Broadly speaking, intersex people are those who do not fit into standard biological definitions of male or female.

The Federal Constitutional Court said that current regulations, which allowed people to be recognised as either, male, female or with a blank entry, were discriminatory, and that having a sexual identity was a basic individual right.

The court ordered parliament to regulate for the official recognition of a third gender on birth registers by the end of 2018.

"We are completely overwhelmed and speechless. That's a small revolution in the gender area," activist group Third Option wrote on Twitter.

The plaintiff who brought the case to the court is an intersex person who was legally regarded as a woman despite chromosome analysis showing them to be neither male or female, Deutsche Welle reported.

They were appealing decisions from lower courts who had refused a request to change their birth certificate from "female" to "diverse" or "inter/diverse".

In overturning previous rulings, the Federal Constitutional Court said that authorities must now ensure that gender recognition complies with citizens' constitutional rights to a gender identity. Another possibility, the court added, was scrapping gender entry on civil registers altogether.

An estimated 0.05-1.7% of the global population is intersex, according to the UN. Famous intersex people include Belgian model Hanne Gaby Odiele and South African athlete Caster Semenya.

Germany is thought to be the first country in Europe to make legal provisions for intersex babies, while New York issued its first intersex birth certificate last year.

In May, France rejected the option of "neutral sex" on official documents, after its highest appeals court ruled against a request from a person born with neither a penis or vagina.

Federal Minister of Family Affairs Katarina Barley welcomed the decision, saying: "The new government must take immediate action to ensure that the Federal Constitutional Court's requirements are implemented.
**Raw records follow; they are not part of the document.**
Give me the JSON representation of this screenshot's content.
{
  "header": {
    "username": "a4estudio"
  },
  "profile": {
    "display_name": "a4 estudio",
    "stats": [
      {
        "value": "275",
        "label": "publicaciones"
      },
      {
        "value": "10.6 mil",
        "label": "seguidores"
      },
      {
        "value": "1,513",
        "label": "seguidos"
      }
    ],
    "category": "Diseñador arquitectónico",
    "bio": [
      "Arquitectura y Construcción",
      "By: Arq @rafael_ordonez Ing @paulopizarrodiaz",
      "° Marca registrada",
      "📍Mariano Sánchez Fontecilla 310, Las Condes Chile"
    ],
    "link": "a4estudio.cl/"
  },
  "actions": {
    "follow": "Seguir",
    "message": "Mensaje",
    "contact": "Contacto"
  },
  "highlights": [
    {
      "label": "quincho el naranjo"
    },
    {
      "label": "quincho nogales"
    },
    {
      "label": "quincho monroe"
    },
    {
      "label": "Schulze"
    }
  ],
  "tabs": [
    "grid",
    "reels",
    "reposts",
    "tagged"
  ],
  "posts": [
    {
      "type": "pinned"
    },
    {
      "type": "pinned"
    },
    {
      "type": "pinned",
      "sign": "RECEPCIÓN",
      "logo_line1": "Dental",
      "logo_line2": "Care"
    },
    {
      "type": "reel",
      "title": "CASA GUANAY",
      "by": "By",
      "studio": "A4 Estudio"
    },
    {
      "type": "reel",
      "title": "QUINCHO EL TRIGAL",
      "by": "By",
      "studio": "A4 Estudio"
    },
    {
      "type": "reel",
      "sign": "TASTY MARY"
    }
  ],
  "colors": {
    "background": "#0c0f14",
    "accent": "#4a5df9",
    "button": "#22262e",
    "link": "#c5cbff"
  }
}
I expressly plead for a comprehensive reform of the law for trans- and intersexuals in accordance with the Council of Europe's guidelines."